» YOUR GOAL
Start at the first record below and retype through the last, exactly.

» MATERIAL FOR THIS EXERCISE
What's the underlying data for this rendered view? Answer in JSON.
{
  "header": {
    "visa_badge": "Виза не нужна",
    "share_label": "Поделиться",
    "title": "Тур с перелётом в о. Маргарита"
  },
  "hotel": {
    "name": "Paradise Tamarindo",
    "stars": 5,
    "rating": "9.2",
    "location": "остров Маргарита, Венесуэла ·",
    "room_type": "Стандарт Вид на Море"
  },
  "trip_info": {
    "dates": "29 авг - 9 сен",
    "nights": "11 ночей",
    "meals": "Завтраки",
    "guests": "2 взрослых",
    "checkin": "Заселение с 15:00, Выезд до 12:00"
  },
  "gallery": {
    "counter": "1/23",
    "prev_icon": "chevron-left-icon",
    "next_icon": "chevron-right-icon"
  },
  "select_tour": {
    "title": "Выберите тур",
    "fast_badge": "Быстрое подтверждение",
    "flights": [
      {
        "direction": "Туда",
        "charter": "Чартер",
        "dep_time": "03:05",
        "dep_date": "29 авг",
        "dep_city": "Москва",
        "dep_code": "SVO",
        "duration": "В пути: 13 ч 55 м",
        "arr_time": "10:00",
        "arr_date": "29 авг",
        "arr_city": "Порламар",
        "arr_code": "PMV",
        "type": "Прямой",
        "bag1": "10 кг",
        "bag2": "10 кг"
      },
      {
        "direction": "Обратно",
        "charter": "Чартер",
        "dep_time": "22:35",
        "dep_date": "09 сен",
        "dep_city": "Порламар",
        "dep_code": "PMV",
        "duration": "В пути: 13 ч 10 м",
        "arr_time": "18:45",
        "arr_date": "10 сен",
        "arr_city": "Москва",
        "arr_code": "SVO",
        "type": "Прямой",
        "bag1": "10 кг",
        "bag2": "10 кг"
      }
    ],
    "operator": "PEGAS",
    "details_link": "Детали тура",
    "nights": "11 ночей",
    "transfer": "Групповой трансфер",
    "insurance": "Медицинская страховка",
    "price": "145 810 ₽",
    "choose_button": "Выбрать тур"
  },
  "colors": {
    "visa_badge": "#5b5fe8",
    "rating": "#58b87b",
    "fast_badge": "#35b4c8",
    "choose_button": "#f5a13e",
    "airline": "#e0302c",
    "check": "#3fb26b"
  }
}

» OUTPUT FOR THIS EXERCISE
What's the underlying data for this rendered view? Answer in JSON.
{
  "header": {
    "visa_badge": "Виза не нужна",
    "share_label": "Поделиться",
    "title": "Тур с перелётом в о. Маргарита"
  },
  "hotel": {
    "name": "Paradise Tamarindo",
    "stars": 5,
    "rating": "9.2",
    "location": "остров Маргарита, Венесуэла ·",
    "room_type": "Стандарт Вид на Море"
  },
  "trip_info": {
    "dates": "29 авг - 9 сен",
    "nights": "11 ночей",
    "meals": "Завтраки",
    "guests": "2 взрослых",
    "checkin": "Заселение с 15:00, Выезд до 12:00"
  },
  "gallery": {
    "counter": "1/23",
    "prev_icon": "chevron-left-icon",
    "next_icon": "chevron-right-icon"
  },
  "select_tour": {
    "title": "Выберите тур",
    "fast_badge": "Быстрое подтверждение",
    "flights": [
      {
        "direction": "Туда",
        "charter": "Чартер",
        "dep_time": "03:05",
        "dep_date": "29 авг",
        "dep_city": "Москва",
        "dep_code": "SVO",
        "duration": "В пути: 13 ч 55 м",
        "arr_time": "10:00",
        "arr_date": "29 авг",
        "arr_city": "Порламар",
        "arr_code": "PMV",
        "type": "Прямой",
        "bag1": "10 кг",
        "bag2": "10 кг"
      },
      {
        "direction": "Обратно",
        "charter": "Чартер",
        "dep_time": "22:35",
        "dep_date": "09 сен",
        "dep_city": "Порламар",
        "dep_code": "PMV",
        "duration": "В пути: 13 ч 10 м",
        "arr_time": "18:45",
        "arr_date": "10 сен",
        "arr_city": "Москва",
        "arr_code": "SVO",
        "type": "Прямой",
        "bag1": "10 кг",
        "bag2": "10 кг"
      }
    ],
    "operator": "PEGAS",
    "details_link": "Детали тура",
    "nights": "11 ночей",
    "transfer": "Групповой трансфер",
    "insurance": "Медицинская страховка",
    "price": "145 810 ₽",
    "choose_button": "Выбрать тур"
  },
  "colors": {
    "visa_badge": "#5b5fe8",
    "rating": "#58b87b",
    "fast_badge": "#35b4c8",
    "choose_button": "#f5a13e",
    "airline": "#e0302c",
    "check": "#3fb26b"
  }
}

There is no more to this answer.